**Exercise prompt**: Provide only the number of lines below that contain the word "header".

**Exercise input**:
※
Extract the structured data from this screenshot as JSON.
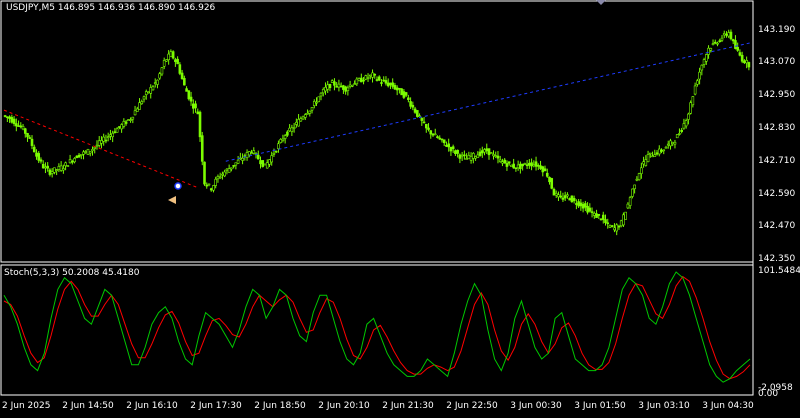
{
  "main_panel": {
    "header": "USDJPY,M5  146.895 146.936 146.890 146.926",
    "price_ticks": [
      "143.190",
      "143.070",
      "142.950",
      "142.830",
      "142.710",
      "142.590",
      "142.470",
      "142.350"
    ]
  },
  "stoch_panel": {
    "header": "Stoch(5,3,3) 50.2008 45.4180",
    "top_label": "101.5484",
    "bottom_label": "-2.0958",
    "zero_label": "0.00"
  },
  "time_axis": {
    "ticks": [
      "2 Jun 2025",
      "2 Jun 14:50",
      "2 Jun 16:10",
      "2 Jun 17:30",
      "2 Jun 18:50",
      "2 Jun 20:10",
      "2 Jun 21:30",
      "2 Jun 22:50",
      "3 Jun 00:30",
      "3 Jun 01:50",
      "3 Jun 03:10",
      "3 Jun 04:30"
    ]
  },
  "colors": {
    "background": "#000000",
    "candles": "#7CFC00",
    "main_line_red": "#FF0000",
    "signal_line_green": "#00C800",
    "trendline_red": "#FF0000",
    "trendline_blue": "#1E3CFF",
    "frame": "#FFFFFF"
  },
  "chart_data": {
    "type": "candlestick",
    "symbol": "USDJPY",
    "timeframe": "M5",
    "ylim": [
      142.32,
      143.25
    ],
    "close_path": [
      142.85,
      142.84,
      142.82,
      142.8,
      142.76,
      142.7,
      142.66,
      142.64,
      142.65,
      142.66,
      142.68,
      142.7,
      142.71,
      142.72,
      142.74,
      142.76,
      142.78,
      142.8,
      142.82,
      142.84,
      142.88,
      142.92,
      142.95,
      142.98,
      143.05,
      143.08,
      143.04,
      142.96,
      142.9,
      142.86,
      142.6,
      142.58,
      142.62,
      142.64,
      142.66,
      142.68,
      142.7,
      142.72,
      142.69,
      142.66,
      142.7,
      142.74,
      142.78,
      142.8,
      142.83,
      142.86,
      142.88,
      142.92,
      142.95,
      142.97,
      142.96,
      142.95,
      142.97,
      142.98,
      142.99,
      143.0,
      142.98,
      142.97,
      142.96,
      142.94,
      142.92,
      142.88,
      142.84,
      142.8,
      142.78,
      142.76,
      142.74,
      142.72,
      142.7,
      142.69,
      142.7,
      142.71,
      142.72,
      142.7,
      142.68,
      142.67,
      142.66,
      142.66,
      142.67,
      142.67,
      142.66,
      142.63,
      142.56,
      142.54,
      142.55,
      142.53,
      142.52,
      142.5,
      142.48,
      142.47,
      142.44,
      142.43,
      142.45,
      142.52,
      142.6,
      142.66,
      142.7,
      142.71,
      142.72,
      142.74,
      142.76,
      142.8,
      142.86,
      142.96,
      143.04,
      143.1,
      143.12,
      143.14,
      143.16,
      143.1,
      143.06,
      143.04
    ],
    "trendlines": [
      {
        "color": "red",
        "style": "dashed",
        "from": [
          0,
          142.87
        ],
        "to": [
          29,
          142.58
        ]
      },
      {
        "color": "blue",
        "style": "dashed",
        "from": [
          33,
          142.68
        ],
        "to": [
          111,
          143.12
        ]
      }
    ],
    "stoch_main": [
      80,
      70,
      55,
      35,
      20,
      15,
      30,
      60,
      85,
      95,
      90,
      75,
      60,
      55,
      70,
      85,
      80,
      60,
      40,
      20,
      20,
      35,
      55,
      65,
      70,
      60,
      40,
      25,
      20,
      45,
      65,
      60,
      55,
      45,
      35,
      50,
      70,
      85,
      80,
      60,
      70,
      85,
      80,
      60,
      45,
      40,
      65,
      80,
      80,
      60,
      40,
      25,
      20,
      30,
      55,
      60,
      45,
      30,
      20,
      15,
      10,
      10,
      15,
      25,
      20,
      15,
      10,
      30,
      55,
      75,
      90,
      80,
      50,
      25,
      15,
      30,
      60,
      75,
      55,
      35,
      25,
      30,
      60,
      65,
      45,
      25,
      20,
      15,
      15,
      20,
      35,
      60,
      85,
      95,
      90,
      80,
      60,
      55,
      70,
      90,
      100,
      95,
      80,
      60,
      40,
      20,
      10,
      5,
      8,
      15,
      20,
      25
    ],
    "stoch_signal": [
      75,
      72,
      62,
      45,
      30,
      22,
      26,
      45,
      68,
      85,
      92,
      85,
      72,
      62,
      62,
      72,
      80,
      72,
      55,
      38,
      26,
      26,
      38,
      52,
      63,
      66,
      56,
      40,
      28,
      30,
      45,
      58,
      60,
      54,
      46,
      44,
      55,
      70,
      80,
      75,
      70,
      76,
      80,
      74,
      60,
      48,
      50,
      65,
      77,
      74,
      60,
      42,
      28,
      25,
      35,
      50,
      54,
      44,
      32,
      22,
      15,
      12,
      12,
      17,
      20,
      18,
      15,
      18,
      32,
      52,
      72,
      82,
      72,
      50,
      32,
      24,
      35,
      55,
      64,
      55,
      40,
      30,
      38,
      52,
      56,
      45,
      30,
      20,
      16,
      16,
      22,
      38,
      60,
      80,
      90,
      88,
      76,
      64,
      60,
      72,
      88,
      96,
      92,
      78,
      60,
      40,
      24,
      12,
      8,
      10,
      14,
      20
    ]
  }
}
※
**Answer to the exercise**: 2